  • Shields v. Citytrust Bancorp, Inc., 25 F.3d 1124 (2d Cir. 1994). Held that “the aggrieved holder of somewhat less than one share of stock in [the defendant]” failed to plead facts sufficient to raise the strong inference of fraud required to meet the specificity requirements for pleading fraud under Rule 9(b). Judge Jacobs held that executives in a corporation are entitled to be optimistic about their future earnings, and the fact that their predictions turn out to be wrong in hindsight is insufficient to establish scienter. Judge Jacobs also held that the requisite motive to give rise to an inference of fraudulent intent requires more than a general desire to “prolong the benefits of the positions” held by executives.


  1. ^ "Hon. Dennis Jacobs".
  2. ^ a b c "Jacobs, Dennis G. - Federal Judicial Center".
  3. ^ Hamblett, Mark (30 August 2013). "In Handing Off Chief Judge Role, Jacobs Says: 'I Kept Up My End'". New York Law Journal. Retrieved 4 October 2013.
  4. ^ "Chief Judge Dennis Jacobs Delivers Commencement Address at St. John's University's 139th School Of Law Graduation Ceremonies". Archived from the original on 2011-08-18. Retrieved 2013-04-21.
  5. ^ 75 Fordham L. Rev. 2855 (2007)
  6. ^ 19 Cornell J.L. & Pub. Pol'y 205 (2009)
  7. ^ 22 Stan. L. & Pol'y Rev 1 (2011)
  8. ^ a b "Windsor v. USA" (PDF). United States Court of Appeals for the Second Circuit.

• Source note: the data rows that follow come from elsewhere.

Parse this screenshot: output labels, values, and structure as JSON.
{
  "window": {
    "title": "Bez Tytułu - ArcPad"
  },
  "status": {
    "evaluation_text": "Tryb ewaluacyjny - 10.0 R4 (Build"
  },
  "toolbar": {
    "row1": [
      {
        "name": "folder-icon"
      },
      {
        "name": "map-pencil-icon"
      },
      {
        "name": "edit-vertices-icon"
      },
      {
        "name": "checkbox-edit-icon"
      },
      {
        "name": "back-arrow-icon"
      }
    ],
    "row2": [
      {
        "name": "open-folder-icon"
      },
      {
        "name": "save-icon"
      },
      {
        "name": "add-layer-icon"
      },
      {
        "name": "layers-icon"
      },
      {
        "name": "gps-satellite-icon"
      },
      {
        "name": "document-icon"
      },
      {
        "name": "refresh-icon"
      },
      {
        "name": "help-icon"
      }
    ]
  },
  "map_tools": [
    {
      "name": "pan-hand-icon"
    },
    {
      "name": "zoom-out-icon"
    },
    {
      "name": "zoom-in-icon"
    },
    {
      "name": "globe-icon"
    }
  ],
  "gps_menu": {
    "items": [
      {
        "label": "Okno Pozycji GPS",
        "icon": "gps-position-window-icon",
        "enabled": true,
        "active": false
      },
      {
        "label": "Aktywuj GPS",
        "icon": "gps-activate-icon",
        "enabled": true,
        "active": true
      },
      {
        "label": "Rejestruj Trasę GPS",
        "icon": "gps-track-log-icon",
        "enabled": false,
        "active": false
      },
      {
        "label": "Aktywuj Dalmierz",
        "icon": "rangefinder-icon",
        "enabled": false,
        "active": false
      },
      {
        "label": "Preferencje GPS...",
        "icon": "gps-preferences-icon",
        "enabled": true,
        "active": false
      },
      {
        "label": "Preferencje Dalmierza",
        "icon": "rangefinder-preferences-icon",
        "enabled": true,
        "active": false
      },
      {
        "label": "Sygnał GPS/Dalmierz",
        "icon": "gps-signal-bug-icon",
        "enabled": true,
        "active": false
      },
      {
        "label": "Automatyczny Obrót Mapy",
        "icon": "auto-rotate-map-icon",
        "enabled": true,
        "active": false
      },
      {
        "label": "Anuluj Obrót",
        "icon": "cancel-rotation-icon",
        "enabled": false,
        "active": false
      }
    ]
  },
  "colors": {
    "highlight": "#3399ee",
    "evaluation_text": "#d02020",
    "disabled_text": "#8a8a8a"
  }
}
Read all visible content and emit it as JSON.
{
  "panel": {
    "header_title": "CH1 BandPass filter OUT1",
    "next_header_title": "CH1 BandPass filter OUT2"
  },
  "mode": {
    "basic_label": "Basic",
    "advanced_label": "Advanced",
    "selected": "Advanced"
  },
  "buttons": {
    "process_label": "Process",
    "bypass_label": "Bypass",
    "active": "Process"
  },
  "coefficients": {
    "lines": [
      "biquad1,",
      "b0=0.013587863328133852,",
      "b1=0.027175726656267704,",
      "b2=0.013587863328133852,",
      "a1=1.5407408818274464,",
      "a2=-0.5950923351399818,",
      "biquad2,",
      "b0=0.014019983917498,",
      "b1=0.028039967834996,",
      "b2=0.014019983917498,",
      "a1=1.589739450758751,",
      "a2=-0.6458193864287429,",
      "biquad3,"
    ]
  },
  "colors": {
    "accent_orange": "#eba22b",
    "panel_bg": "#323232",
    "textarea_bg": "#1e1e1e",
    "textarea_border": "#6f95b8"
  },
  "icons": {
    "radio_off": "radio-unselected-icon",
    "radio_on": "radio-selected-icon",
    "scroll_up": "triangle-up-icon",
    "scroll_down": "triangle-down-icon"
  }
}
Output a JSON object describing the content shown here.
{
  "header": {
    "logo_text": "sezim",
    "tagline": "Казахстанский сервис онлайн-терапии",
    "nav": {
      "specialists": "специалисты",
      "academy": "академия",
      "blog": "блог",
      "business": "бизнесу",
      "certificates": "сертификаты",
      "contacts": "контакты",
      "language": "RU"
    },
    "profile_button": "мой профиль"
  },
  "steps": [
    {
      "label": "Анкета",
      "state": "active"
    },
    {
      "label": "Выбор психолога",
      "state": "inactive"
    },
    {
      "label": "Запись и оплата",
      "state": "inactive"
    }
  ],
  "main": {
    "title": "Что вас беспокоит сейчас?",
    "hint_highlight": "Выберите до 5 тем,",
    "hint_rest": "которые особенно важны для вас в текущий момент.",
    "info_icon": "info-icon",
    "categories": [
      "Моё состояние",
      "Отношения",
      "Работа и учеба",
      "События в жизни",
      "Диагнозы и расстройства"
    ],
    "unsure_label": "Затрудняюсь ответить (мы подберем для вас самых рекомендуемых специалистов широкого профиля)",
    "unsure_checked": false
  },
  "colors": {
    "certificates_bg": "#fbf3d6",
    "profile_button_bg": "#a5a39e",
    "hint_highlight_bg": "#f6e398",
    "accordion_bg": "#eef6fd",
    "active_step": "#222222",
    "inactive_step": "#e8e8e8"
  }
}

Archived from the original (PDF) on January 8, 2013. Retrieved October 18, 2012.


External links[edit]

Legal offices
Preceded by Judge of the United States Court of Appeals for the Second Circuit
Succeeded by
Preceded by Chief Judge of the United States Court of Appeals for the Second Circuit
Succeeded by